[Dataset rows for apps and sites]

-- Opening Marker --

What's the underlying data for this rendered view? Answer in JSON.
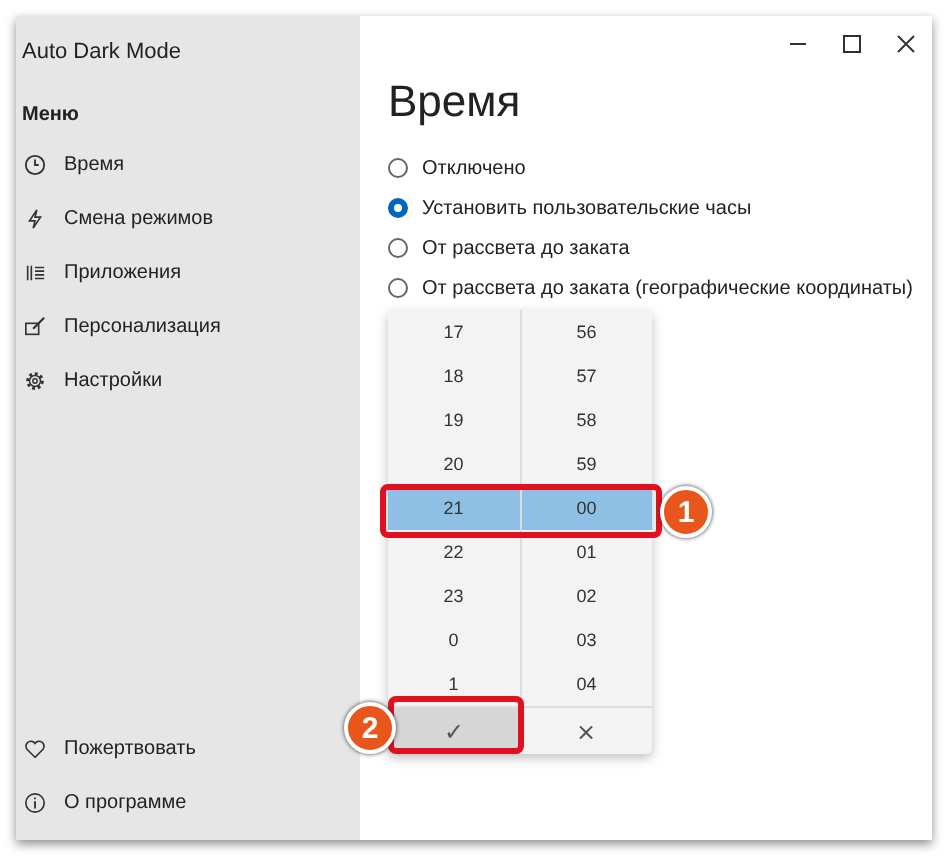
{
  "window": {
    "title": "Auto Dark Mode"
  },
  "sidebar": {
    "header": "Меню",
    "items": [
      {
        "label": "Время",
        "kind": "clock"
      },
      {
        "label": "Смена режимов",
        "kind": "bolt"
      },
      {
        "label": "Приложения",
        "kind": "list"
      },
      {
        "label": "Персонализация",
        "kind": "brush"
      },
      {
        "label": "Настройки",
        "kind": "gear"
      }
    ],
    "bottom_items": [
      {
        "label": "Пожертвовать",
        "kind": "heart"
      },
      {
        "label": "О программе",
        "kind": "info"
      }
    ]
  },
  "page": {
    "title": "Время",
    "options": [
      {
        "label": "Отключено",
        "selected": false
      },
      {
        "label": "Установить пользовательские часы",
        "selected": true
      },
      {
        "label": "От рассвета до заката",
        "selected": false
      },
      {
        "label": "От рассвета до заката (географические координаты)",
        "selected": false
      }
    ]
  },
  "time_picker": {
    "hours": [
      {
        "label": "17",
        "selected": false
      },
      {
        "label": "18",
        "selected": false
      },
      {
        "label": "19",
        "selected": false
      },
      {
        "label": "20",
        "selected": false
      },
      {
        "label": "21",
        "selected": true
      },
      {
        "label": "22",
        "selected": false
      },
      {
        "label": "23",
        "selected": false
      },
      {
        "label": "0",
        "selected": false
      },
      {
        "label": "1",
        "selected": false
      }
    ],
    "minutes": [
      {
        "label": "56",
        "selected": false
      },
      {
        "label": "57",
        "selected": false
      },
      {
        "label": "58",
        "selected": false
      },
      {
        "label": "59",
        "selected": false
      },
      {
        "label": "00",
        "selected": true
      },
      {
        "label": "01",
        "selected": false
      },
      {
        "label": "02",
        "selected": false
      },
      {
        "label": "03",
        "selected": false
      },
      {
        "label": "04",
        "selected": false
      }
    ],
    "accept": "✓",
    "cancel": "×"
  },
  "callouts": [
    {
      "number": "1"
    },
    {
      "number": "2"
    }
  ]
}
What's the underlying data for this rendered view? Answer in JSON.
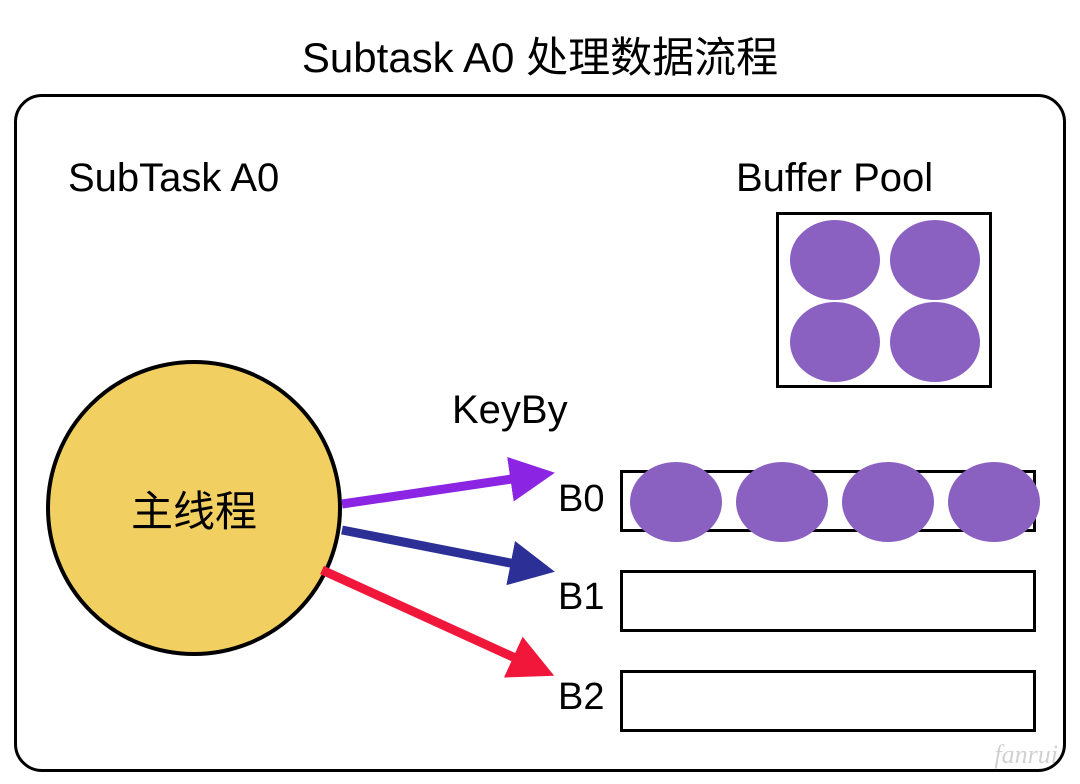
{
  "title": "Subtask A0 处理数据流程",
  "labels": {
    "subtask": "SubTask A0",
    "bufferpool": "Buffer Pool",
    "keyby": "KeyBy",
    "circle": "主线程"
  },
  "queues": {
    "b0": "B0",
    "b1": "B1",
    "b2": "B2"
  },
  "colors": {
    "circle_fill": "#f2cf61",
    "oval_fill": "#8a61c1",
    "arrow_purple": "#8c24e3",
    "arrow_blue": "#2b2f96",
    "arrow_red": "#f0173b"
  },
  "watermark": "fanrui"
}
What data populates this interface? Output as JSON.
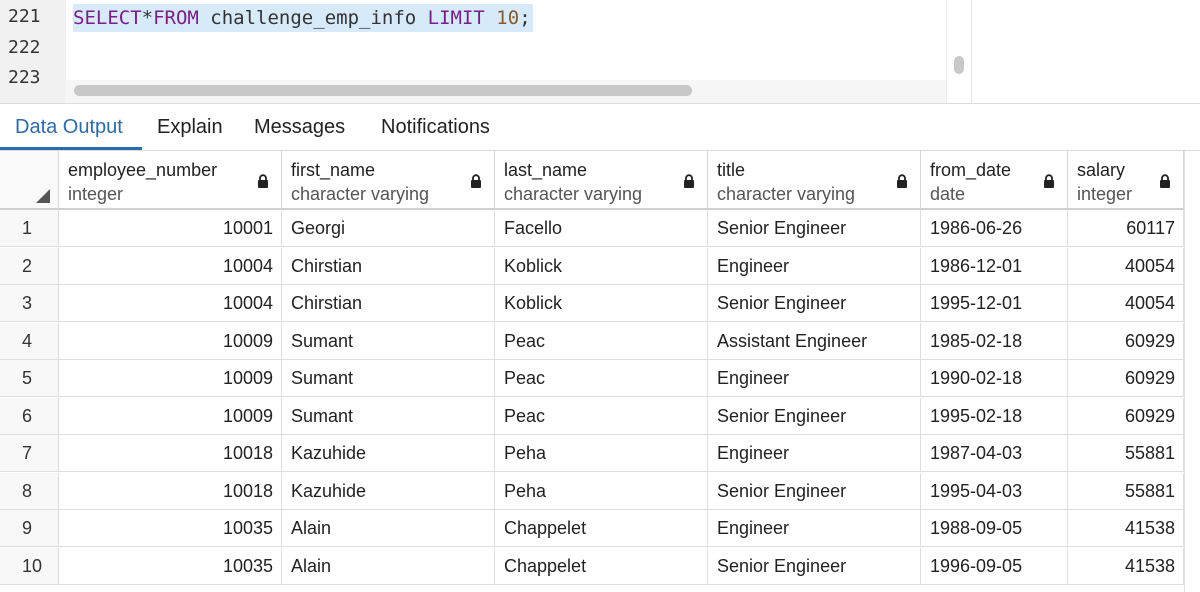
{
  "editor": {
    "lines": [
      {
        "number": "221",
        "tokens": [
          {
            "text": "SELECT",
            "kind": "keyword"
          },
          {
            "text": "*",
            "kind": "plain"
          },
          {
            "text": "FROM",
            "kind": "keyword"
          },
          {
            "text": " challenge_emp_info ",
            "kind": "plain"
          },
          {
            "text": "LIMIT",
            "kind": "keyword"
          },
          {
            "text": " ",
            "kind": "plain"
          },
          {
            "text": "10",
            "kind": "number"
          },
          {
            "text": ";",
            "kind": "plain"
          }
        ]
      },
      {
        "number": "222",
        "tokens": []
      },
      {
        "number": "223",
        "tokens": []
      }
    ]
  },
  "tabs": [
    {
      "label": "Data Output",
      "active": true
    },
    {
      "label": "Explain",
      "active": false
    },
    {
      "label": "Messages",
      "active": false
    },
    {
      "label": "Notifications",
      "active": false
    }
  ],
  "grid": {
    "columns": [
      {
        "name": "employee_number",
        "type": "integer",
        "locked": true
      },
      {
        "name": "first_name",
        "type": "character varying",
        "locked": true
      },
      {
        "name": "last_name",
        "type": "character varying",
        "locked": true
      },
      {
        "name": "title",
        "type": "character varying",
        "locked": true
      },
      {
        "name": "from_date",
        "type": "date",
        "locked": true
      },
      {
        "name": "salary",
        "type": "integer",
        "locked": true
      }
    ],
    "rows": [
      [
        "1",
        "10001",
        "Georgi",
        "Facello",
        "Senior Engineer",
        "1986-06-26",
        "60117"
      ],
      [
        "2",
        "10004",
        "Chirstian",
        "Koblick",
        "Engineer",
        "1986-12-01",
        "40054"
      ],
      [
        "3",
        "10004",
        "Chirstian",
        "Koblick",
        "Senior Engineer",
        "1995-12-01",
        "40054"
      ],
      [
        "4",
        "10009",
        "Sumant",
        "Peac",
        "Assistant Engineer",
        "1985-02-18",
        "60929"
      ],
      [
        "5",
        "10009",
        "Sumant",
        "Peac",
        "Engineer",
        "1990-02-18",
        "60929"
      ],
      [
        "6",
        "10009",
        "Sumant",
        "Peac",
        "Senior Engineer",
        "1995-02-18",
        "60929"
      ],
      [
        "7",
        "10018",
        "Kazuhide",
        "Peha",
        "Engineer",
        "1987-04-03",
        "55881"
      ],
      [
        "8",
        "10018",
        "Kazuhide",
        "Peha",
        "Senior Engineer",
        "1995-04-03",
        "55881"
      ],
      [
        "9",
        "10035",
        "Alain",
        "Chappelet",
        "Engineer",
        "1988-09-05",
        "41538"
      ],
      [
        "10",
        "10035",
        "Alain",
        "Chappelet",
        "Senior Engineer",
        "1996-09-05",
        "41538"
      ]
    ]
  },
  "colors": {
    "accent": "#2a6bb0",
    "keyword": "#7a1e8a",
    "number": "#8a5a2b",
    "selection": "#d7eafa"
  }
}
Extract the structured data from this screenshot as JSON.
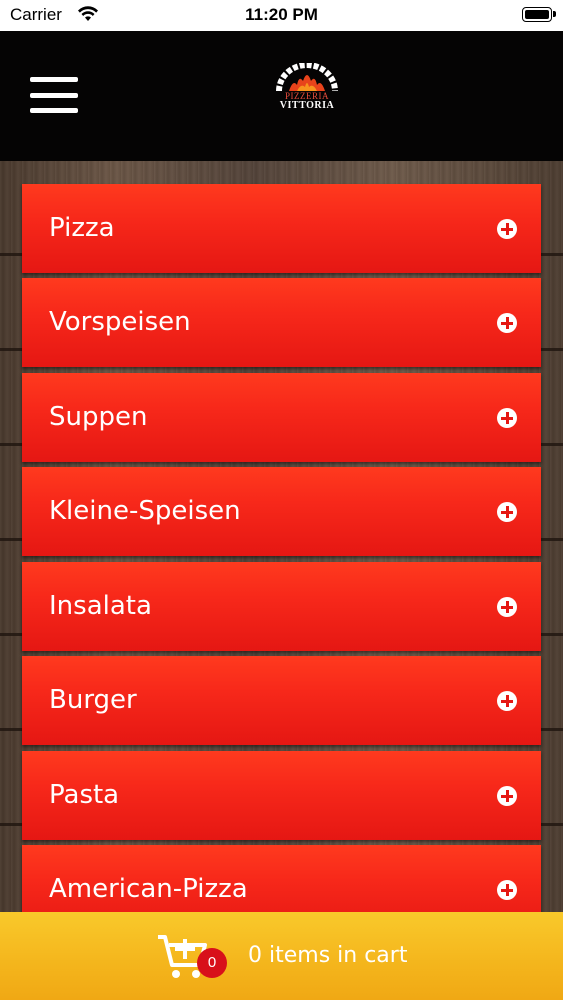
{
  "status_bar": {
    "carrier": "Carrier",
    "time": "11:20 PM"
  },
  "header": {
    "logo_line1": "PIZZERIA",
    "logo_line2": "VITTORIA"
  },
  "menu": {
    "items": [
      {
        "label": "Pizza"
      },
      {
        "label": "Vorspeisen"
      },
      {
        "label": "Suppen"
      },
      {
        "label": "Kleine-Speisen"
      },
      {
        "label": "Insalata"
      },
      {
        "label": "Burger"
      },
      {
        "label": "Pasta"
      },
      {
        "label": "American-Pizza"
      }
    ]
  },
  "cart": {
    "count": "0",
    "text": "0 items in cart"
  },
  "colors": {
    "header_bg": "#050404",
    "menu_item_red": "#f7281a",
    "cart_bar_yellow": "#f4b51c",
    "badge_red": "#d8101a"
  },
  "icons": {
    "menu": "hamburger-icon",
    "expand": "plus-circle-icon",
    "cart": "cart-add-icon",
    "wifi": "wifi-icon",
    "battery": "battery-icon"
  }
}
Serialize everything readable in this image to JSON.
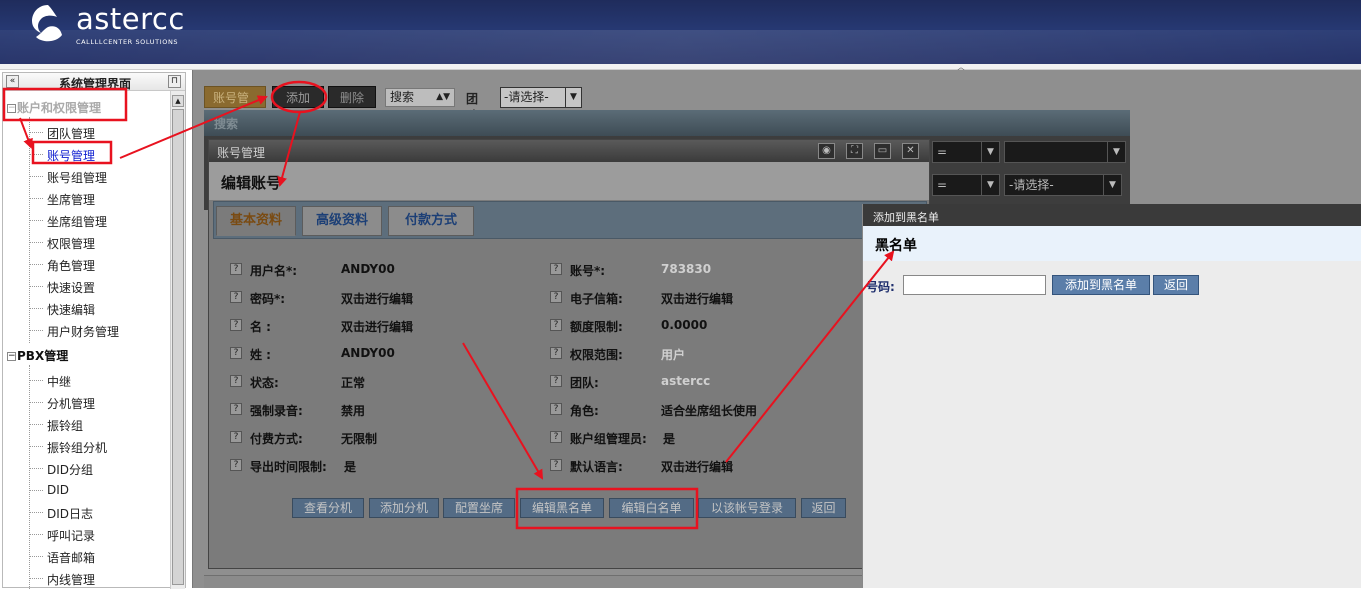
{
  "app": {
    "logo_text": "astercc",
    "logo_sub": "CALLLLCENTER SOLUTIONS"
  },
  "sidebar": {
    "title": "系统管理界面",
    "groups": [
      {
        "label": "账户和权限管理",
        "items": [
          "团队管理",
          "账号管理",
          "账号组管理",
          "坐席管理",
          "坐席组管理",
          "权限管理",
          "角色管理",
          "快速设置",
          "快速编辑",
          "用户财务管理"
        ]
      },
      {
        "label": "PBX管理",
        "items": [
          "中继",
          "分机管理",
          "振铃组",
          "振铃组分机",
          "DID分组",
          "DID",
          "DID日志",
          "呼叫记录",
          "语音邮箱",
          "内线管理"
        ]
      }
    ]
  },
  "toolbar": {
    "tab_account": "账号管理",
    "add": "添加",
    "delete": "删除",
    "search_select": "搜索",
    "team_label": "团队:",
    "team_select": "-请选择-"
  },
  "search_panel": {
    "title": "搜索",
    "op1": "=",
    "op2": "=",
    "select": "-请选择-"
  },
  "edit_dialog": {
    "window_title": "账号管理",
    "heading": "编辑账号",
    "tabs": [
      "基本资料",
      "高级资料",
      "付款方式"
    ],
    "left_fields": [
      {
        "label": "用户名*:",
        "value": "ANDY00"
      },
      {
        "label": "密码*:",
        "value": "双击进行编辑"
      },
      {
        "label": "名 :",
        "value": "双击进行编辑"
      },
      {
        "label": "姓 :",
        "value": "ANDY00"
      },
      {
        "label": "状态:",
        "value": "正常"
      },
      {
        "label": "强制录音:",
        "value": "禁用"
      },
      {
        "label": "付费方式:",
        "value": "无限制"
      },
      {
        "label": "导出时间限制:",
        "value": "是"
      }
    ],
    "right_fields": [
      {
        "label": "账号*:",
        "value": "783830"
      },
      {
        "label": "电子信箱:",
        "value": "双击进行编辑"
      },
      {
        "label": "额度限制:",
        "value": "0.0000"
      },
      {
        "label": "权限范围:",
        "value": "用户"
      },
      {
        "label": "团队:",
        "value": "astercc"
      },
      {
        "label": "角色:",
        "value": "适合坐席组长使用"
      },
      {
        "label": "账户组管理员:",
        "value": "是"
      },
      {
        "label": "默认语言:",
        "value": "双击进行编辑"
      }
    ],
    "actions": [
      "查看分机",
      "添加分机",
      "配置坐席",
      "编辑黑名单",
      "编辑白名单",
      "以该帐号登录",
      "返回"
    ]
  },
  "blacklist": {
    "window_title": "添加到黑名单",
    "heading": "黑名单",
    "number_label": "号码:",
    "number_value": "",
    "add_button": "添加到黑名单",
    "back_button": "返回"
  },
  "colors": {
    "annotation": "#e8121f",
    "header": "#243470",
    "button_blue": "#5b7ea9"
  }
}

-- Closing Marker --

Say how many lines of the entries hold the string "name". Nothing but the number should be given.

EXPECTED OUTPUT: 6